“If I’m going to avoid every bit of negative news, I’m not going to be well informed,” says Gupta.
Nulwala, who has worked with those affected in the 26/11 attack and the 13/7 Zaveri Bazaar blast, says, “You can read news (about it) with the therapist in a safe environment, but you can’t be reading it first thing in the morning when you open the paper with your breakfast.”
So, how do we find a balance?
One of the ways they work in therapy is not to read anymore news, Nulwala says. “It (a news item) may be a very important dialogue to have (in public discourse) but am I ready to have it? This is an important conversation to have,” she says.
“Something we say about trauma is — retelling is re-traumatising,” says Janaki.

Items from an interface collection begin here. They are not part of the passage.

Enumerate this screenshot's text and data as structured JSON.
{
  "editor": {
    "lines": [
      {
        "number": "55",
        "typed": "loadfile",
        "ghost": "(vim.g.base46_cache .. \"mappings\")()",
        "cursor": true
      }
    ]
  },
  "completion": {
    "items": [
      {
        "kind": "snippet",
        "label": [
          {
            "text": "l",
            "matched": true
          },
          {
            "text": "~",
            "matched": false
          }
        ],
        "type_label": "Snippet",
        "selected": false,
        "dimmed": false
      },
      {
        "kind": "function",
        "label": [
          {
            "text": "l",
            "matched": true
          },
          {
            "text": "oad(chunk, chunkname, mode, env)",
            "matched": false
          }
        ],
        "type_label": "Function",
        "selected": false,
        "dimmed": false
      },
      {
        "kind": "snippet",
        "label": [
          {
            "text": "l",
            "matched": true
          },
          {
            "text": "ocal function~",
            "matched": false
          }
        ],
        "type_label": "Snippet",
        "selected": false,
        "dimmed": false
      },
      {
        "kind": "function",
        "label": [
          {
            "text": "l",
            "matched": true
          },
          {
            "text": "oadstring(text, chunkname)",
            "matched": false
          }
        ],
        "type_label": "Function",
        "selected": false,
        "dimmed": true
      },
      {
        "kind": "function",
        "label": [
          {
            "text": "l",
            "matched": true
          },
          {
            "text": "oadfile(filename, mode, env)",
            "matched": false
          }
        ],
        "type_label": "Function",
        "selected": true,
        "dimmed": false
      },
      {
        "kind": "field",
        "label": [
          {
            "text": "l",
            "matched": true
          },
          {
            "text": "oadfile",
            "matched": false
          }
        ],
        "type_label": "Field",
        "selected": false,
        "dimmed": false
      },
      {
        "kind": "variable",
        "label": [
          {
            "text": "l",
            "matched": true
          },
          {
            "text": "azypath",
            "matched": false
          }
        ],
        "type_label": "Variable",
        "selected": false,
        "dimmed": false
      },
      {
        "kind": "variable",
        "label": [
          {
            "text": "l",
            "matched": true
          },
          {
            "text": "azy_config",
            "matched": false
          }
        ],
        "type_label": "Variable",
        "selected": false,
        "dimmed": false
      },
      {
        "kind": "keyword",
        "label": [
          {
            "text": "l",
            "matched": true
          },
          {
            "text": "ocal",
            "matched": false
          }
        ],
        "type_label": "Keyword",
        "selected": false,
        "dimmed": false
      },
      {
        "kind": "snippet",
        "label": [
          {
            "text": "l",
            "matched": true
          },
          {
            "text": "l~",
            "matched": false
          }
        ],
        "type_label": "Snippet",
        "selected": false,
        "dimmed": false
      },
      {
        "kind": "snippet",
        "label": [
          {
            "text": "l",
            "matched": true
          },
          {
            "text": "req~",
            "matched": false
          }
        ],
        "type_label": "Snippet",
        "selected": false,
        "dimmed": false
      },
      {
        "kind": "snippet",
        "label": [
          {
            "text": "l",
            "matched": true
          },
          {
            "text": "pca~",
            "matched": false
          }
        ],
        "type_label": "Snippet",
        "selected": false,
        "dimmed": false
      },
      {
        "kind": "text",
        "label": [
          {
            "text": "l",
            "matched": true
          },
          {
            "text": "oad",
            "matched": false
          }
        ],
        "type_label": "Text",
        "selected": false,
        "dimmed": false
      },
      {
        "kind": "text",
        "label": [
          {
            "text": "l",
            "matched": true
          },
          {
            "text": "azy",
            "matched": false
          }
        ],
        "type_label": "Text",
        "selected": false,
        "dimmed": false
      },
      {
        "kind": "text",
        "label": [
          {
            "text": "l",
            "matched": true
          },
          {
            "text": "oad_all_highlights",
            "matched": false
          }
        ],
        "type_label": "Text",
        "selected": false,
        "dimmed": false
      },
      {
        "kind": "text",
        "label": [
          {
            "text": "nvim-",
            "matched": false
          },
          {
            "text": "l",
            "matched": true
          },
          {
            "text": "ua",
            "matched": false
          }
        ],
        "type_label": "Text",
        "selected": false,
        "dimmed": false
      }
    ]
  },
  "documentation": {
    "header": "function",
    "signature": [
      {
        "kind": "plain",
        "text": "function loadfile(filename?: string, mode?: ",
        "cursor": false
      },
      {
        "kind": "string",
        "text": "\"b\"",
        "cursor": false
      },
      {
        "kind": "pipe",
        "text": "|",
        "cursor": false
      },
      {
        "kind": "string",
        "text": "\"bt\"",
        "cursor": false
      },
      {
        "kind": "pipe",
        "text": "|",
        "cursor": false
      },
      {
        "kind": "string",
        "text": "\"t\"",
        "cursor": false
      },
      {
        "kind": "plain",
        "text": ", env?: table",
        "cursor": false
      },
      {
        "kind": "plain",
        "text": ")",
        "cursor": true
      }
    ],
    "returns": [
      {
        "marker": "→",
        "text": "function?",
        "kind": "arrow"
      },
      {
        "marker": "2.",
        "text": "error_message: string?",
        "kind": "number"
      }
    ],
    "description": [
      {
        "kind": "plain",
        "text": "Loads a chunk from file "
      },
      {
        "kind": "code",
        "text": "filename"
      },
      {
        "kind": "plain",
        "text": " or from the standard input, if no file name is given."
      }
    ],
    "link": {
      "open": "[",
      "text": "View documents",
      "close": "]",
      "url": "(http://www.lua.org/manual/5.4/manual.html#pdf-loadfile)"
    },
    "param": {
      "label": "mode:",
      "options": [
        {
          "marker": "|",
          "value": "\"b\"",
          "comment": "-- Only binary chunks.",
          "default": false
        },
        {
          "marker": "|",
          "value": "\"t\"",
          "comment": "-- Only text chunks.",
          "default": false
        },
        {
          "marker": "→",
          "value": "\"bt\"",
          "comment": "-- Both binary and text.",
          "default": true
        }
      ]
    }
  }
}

Going back to #MeToo, she says, “After a point even I couldn’t look at the news, because all that I was consuming in therapy sessions was only that and even in the news was only that.”
Is it, however, possible to cut yourself off from news events that feel like pivotal moments in time, or even in history?
In Janaki’s view, participation and the work towards social justice is important, but she stresses on looking at the fatigue caused by this — whether it is from active involvement or vicarious.
“We’re bearing the cost of these stories. Whether they are our stories or not, they impact us — as therapists or as ordinary people. It reminds of what humanity can be and its worst side, the really dark side. It’s very difficult to reconcile that with how we want to see the world. All of us want to see a brighter world in whatever vision we have.”
As we consume news daily, the question to ask becomes — what is the impact of this on me?
Janaki says we must ask this from a stance of reflection and curiosity, not judgement.
“If I’m depleted as a clinician or as a person, then I can’t contribute to any movement in my true potential. And the more I take away from my potential because of how overwhelmed I’m feeling, I’m also going to judge myself harsher. That’s not really self serving in any way.”
This is not to be confused with escapism, she says. “Take some time off and build up resources.”
I’ll round this off with something writer Anthony Oliviera tweets every day:
The way you feel is important. Take care of yourself.
If you or someone you know needs help, mail firstname.lastname@example.org or dial 022-25521111 (Monday-Saturday, 8am to 10pm) to reach iCall, a psychosocial helpline set up by the Tata Institute of Social Sciences (TISS).